Střed | Centre, 1/2022 – Call for Papers
Issue topic: ‘Soft Sciences’ and Science Policy in Central Europe
Deadline for submissions: March 31, 2022
Languages of publication: Czech, Slovak, English, German
Indexing: SCOPUS, CEEOL, ERIH+, CEJSH, EBSCO
Freed from direct political control more than thirty years ago, social sciences and humanities in Central Europe have been facing new challenges. Events like Hungarian government’s ‘ban’ on the discipline of gender studies or pressures against the Central European University that forced it to move some of its activities from Budapest to Vienna made news headlines internationally. Are these cases rather exceptional or do they suggest deeper changes in the relation between the state and academia in Central Europe? What are the current challenges to social sciences and humanities in the region and what development led to this situation?

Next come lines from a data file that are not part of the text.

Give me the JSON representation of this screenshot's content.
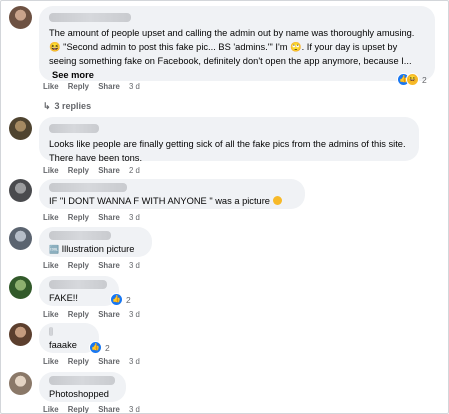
{
  "comments": [
    {
      "text": "The amount of people upset and calling the admin out by name was thoroughly amusing. 😆 \"Second admin to post this fake pic... BS 'admins.'\" I'm 🙄. If your day is upset by seeing something fake on Facebook, definitely don't open the app anymore, because I...",
      "see_more": "See more",
      "like": "Like",
      "reply": "Reply",
      "share": "Share",
      "time": "3 d",
      "reaction_count": "2",
      "avatar_color": "#8a6e5e"
    },
    {
      "text": "Looks like people are finally getting sick of all the fake pics from the admins of this site. There have been tons.",
      "like": "Like",
      "reply": "Reply",
      "share": "Share",
      "time": "2 d",
      "avatar_color": "#6b5a3e"
    },
    {
      "text": "IF \"I DONT WANNA F WITH ANYONE \" was a picture",
      "like": "Like",
      "reply": "Reply",
      "share": "Share",
      "time": "3 d",
      "avatar_color": "#5f6165"
    },
    {
      "text": "Illustration picture",
      "prefix_icon": "🆒",
      "like": "Like",
      "reply": "Reply",
      "share": "Share",
      "time": "3 d",
      "avatar_color": "#7a8392"
    },
    {
      "text": "FAKE!!",
      "like": "Like",
      "reply": "Reply",
      "share": "Share",
      "time": "3 d",
      "reaction_count": "2",
      "avatar_color": "#4e7a3e"
    },
    {
      "text": "faaake",
      "like": "Like",
      "reply": "Reply",
      "share": "Share",
      "time": "3 d",
      "reaction_count": "2",
      "avatar_color": "#7d5c48"
    },
    {
      "text": "Photoshopped",
      "like": "Like",
      "reply": "Reply",
      "share": "Share",
      "time": "3 d",
      "avatar_color": "#a39182"
    }
  ],
  "replies_link": "3 replies",
  "colors": {
    "accent": "#1877f2",
    "bubble": "#f0f2f5",
    "meta": "#65676b"
  }
}
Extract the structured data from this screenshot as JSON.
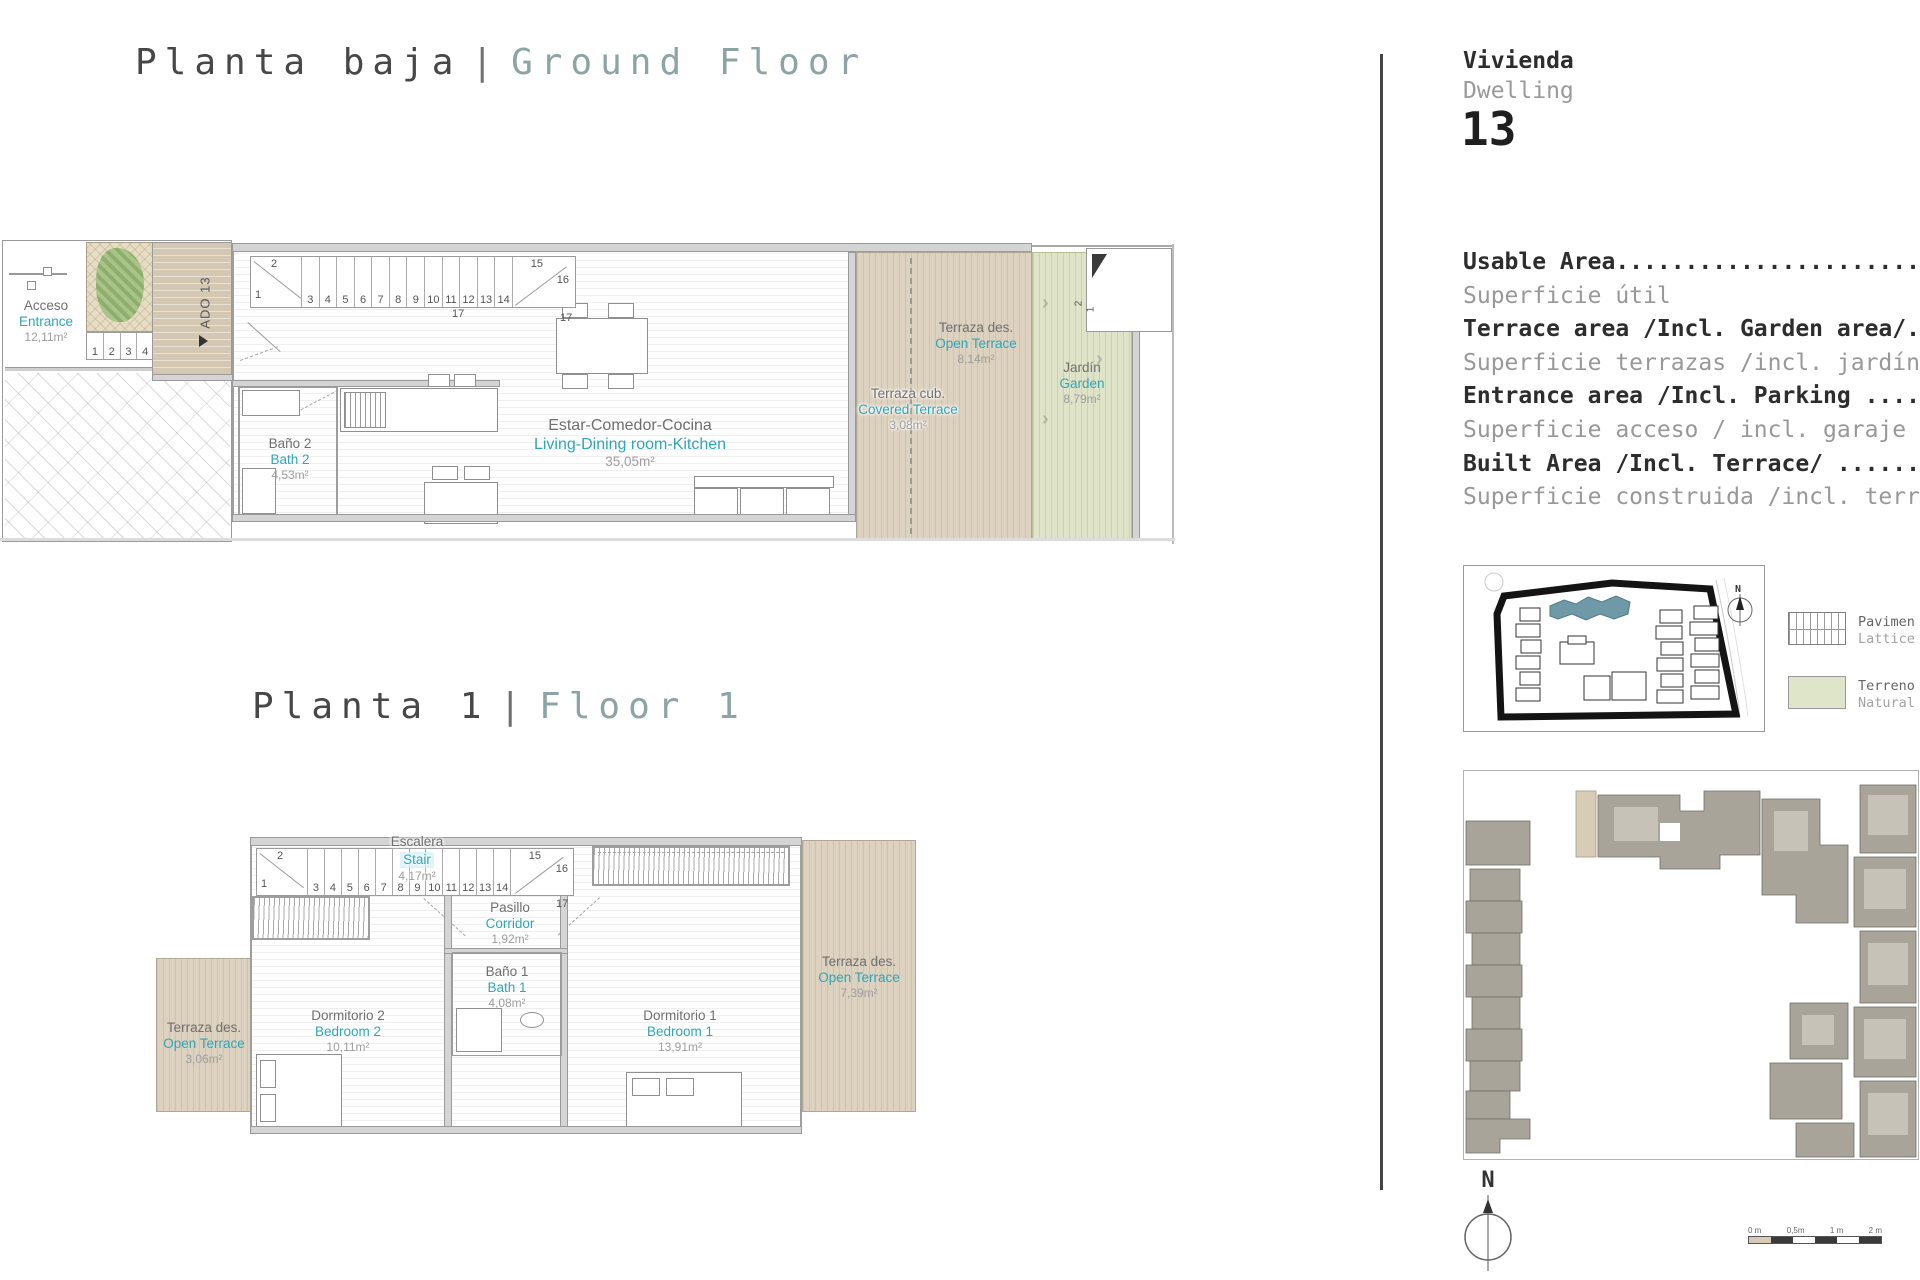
{
  "titles": {
    "ground": {
      "es": "Planta baja",
      "sep": "|",
      "en": "Ground Floor"
    },
    "first": {
      "es": "Planta 1",
      "sep": "|",
      "en": "Floor 1"
    }
  },
  "dwelling": {
    "es": "Vivienda",
    "en": "Dwelling",
    "number": "13"
  },
  "specs": [
    {
      "bold": "Usable Area..............................",
      "light": "Superficie útil"
    },
    {
      "bold": "Terrace area /Incl. Garden area/.........",
      "light": "Superficie terrazas /incl. jardín/"
    },
    {
      "bold": "Entrance area /Incl. Parking ............",
      "light": "Superficie acceso / incl. garaje"
    },
    {
      "bold": "Built Area /Incl. Terrace/ ..............",
      "light": "Superficie construida /incl. terraza/"
    }
  ],
  "gf": {
    "acceso": {
      "es": "Acceso",
      "en": "Entrance",
      "area": "12,11m²"
    },
    "ado": "ADO 13",
    "bath2": {
      "es": "Baño 2",
      "en": "Bath 2",
      "area": "4,53m²"
    },
    "living": {
      "es": "Estar-Comedor-Cocina",
      "en": "Living-Dining room-Kitchen",
      "area": "35,05m²"
    },
    "open_terrace": {
      "es": "Terraza des.",
      "en": "Open Terrace",
      "area": "8,14m²"
    },
    "covered_terrace": {
      "es": "Terraza cub.",
      "en": "Covered Terrace",
      "area": "3,08m²"
    },
    "garden": {
      "es": "Jardín",
      "en": "Garden",
      "area": "8,79m²"
    },
    "entry_steps": [
      "1",
      "2",
      "3",
      "4"
    ],
    "stair_row": [
      "3",
      "4",
      "5",
      "6",
      "7",
      "8",
      "9",
      "10",
      "11",
      "12",
      "13",
      "14"
    ],
    "marks": {
      "s1": "1",
      "s2": "2",
      "s15": "15",
      "s16": "16",
      "s17": "17"
    },
    "garden_steps": [
      "2",
      "1"
    ]
  },
  "f1": {
    "stair": {
      "es": "Escalera",
      "en": "Stair",
      "area": "4,17m²"
    },
    "corridor": {
      "es": "Pasillo",
      "en": "Corridor",
      "area": "1,92m²"
    },
    "bath1": {
      "es": "Baño 1",
      "en": "Bath 1",
      "area": "4,08m²"
    },
    "bedroom2": {
      "es": "Dormitorio 2",
      "en": "Bedroom 2",
      "area": "10,11m²"
    },
    "bedroom1": {
      "es": "Dormitorio 1",
      "en": "Bedroom 1",
      "area": "13,91m²"
    },
    "terrace_left": {
      "es": "Terraza des.",
      "en": "Open Terrace",
      "area": "3,06m²"
    },
    "terrace_right": {
      "es": "Terraza des.",
      "en": "Open Terrace",
      "area": "7,39m²"
    },
    "stair_row": [
      "3",
      "4",
      "5",
      "6",
      "7",
      "8",
      "9",
      "10",
      "11",
      "12",
      "13",
      "14"
    ],
    "marks": {
      "s1": "1",
      "s2": "2",
      "s15": "15",
      "s16": "16",
      "s17": "17"
    }
  },
  "legend": [
    {
      "line1": "Pavimen",
      "line2": "Lattice"
    },
    {
      "line1": "Terreno",
      "line2": "Natural"
    }
  ],
  "compass": {
    "label": "N"
  },
  "scalebar": [
    "0 m",
    "0,5m",
    "1 m",
    "2 m"
  ],
  "colors": {
    "teal_label": "#2fa6b8",
    "title_teal": "#8ca4a4",
    "terrace_beige": "#ddd1bf",
    "garden_green": "#dfe4c9",
    "highlight_building": "#6f99a6"
  }
}
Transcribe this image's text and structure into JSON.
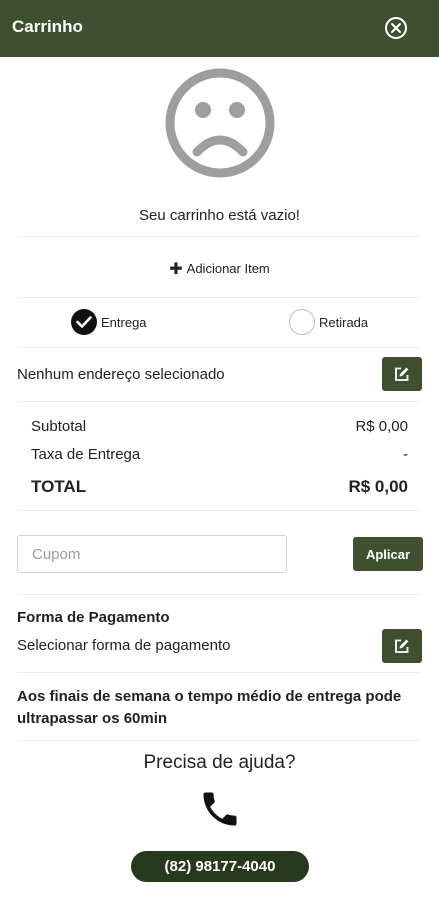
{
  "header": {
    "title": "Carrinho",
    "close_icon": "close-circle-icon"
  },
  "empty_state": {
    "icon": "sad-face-icon",
    "message": "Seu carrinho está vazio!"
  },
  "add_item": {
    "icon": "plus-icon",
    "label": "Adicionar Item"
  },
  "delivery_options": [
    {
      "label": "Entrega",
      "selected": true
    },
    {
      "label": "Retirada",
      "selected": false
    }
  ],
  "address": {
    "label": "Nenhum endereço selecionado",
    "edit_icon": "edit-icon"
  },
  "summary": {
    "subtotal_label": "Subtotal",
    "subtotal_value": "R$ 0,00",
    "fee_label": "Taxa de Entrega",
    "fee_value": "-",
    "total_label": "TOTAL",
    "total_value": "R$ 0,00"
  },
  "coupon": {
    "placeholder": "Cupom",
    "value": "",
    "apply_label": "Aplicar"
  },
  "payment": {
    "title": "Forma de Pagamento",
    "select_label": "Selecionar forma de pagamento",
    "edit_icon": "edit-icon"
  },
  "notice": "Aos finais de semana o tempo médio de entrega pode ultrapassar os 60min",
  "help": {
    "title": "Precisa de ajuda?",
    "icon": "phone-icon",
    "phone": "(82) 98177-4040"
  },
  "colors": {
    "primary": "#3f5031",
    "phone_pill": "#273a1d",
    "face_gray": "#9e9e9e"
  }
}
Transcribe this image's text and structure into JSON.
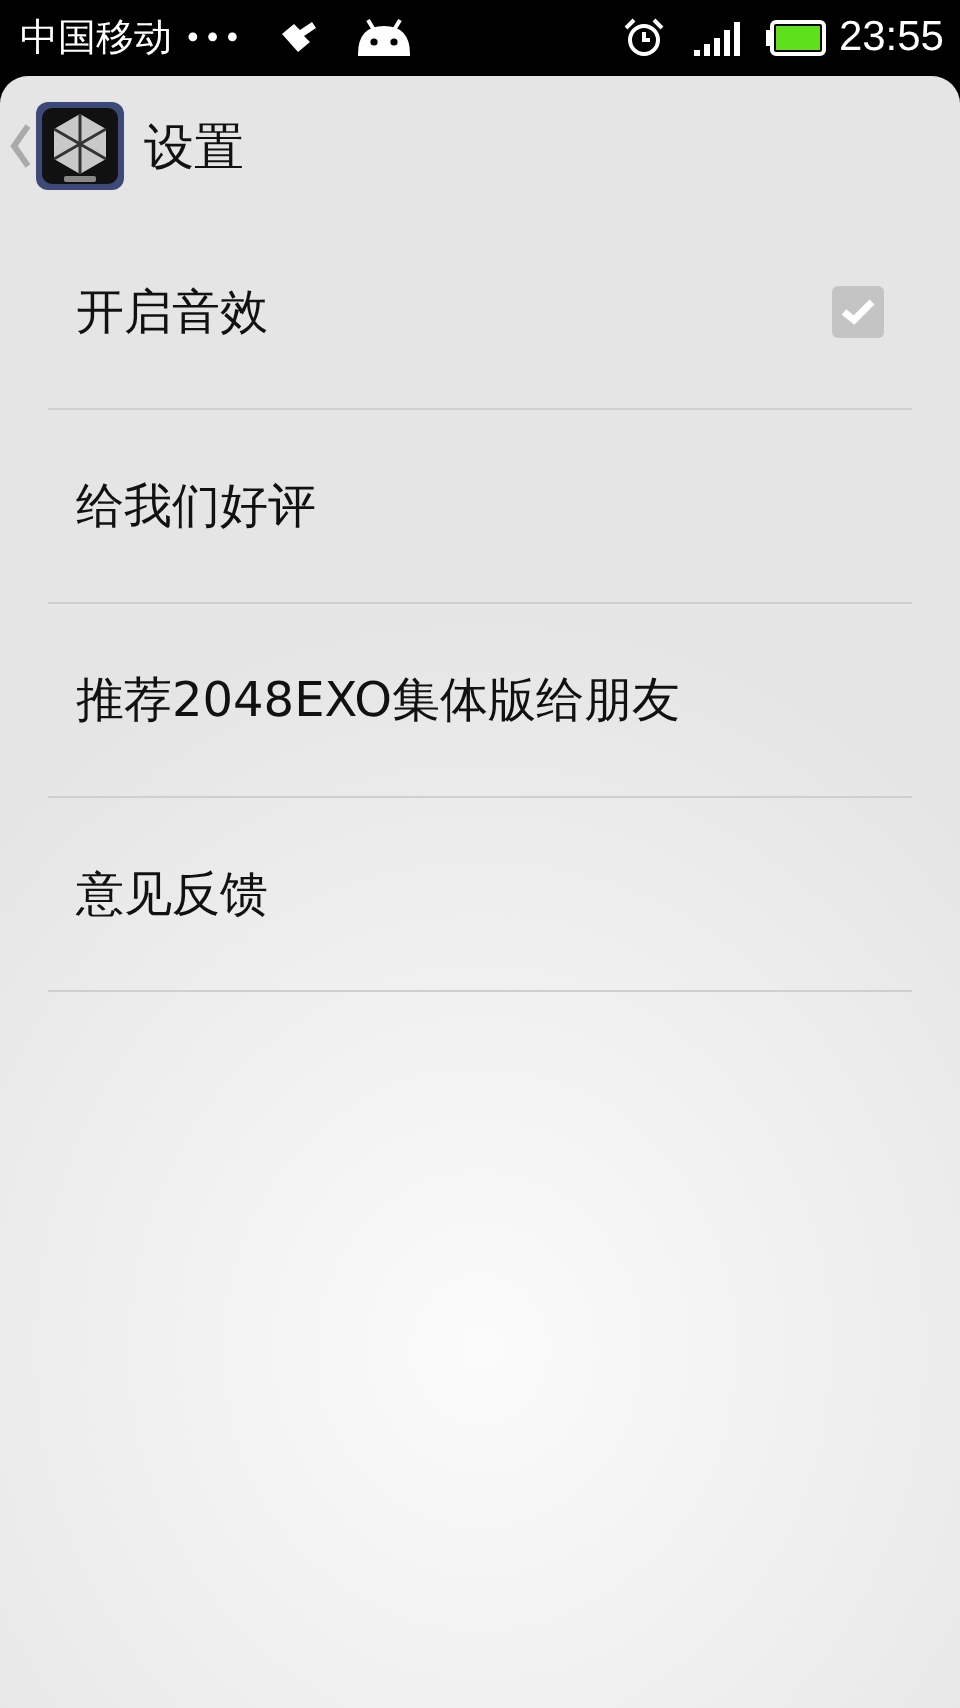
{
  "status_bar": {
    "carrier": "中国移动",
    "dots": "•••",
    "time": "23:55"
  },
  "header": {
    "title": "设置"
  },
  "settings": [
    {
      "kind": "checkbox",
      "label": "开启音效",
      "checked": true
    },
    {
      "kind": "link",
      "label": "给我们好评"
    },
    {
      "kind": "link",
      "label": "推荐2048EXO集体版给朋友"
    },
    {
      "kind": "link",
      "label": "意见反馈"
    }
  ]
}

Unlike other disciplines, social sciences and humanities are defined not only by their object of research and methodologies but also by their specific social position. They are challenged by the permanent need to justify their existence and relevance for the society since their potential to encourage industrial innovations or stimulate economic growth is limited. On the other hand, scholars and scholarship in these disciplines need academic freedom not only to be independent in their research but also to be socially critical and engaged.
Science policy, in its various forms and at various levels, has been the key element in the very existence of social sciences and humanities that more than others depend on public funding. From the international level to the institutional self-government, the question of funding or redistribution of funds, of quality assessment or of scientific management remain vital. Next to the post-socialist ‘catching up’ with the West after 1989, science policy was soon confronted with challenges that were new to both the former East and the West such as the neoliberal emphasis on productivity, marketization, and internationalization. Current illiberal attitudes, de-globalization, and repressions may be a reaction to the development of the previous decades.
This issue of Střed | Centre calls for papers analysing science policy towards social sciences and humanities in Central European countries and their production, social position and reputation in the present and recent past. Comparative and transnational approaches are especially welcome.
The issue suggests following topics:
- Funding and defunding of social sciences and humanities
- Quality assessment and output measurement
- Marketization of humanities and social sciences
- Internationalization versus de-globalization
- Vanishing and establishing of disciplines and institutions
- Publication strategies and development of scientific journals
- Public images of and discourses on social sciences and humanities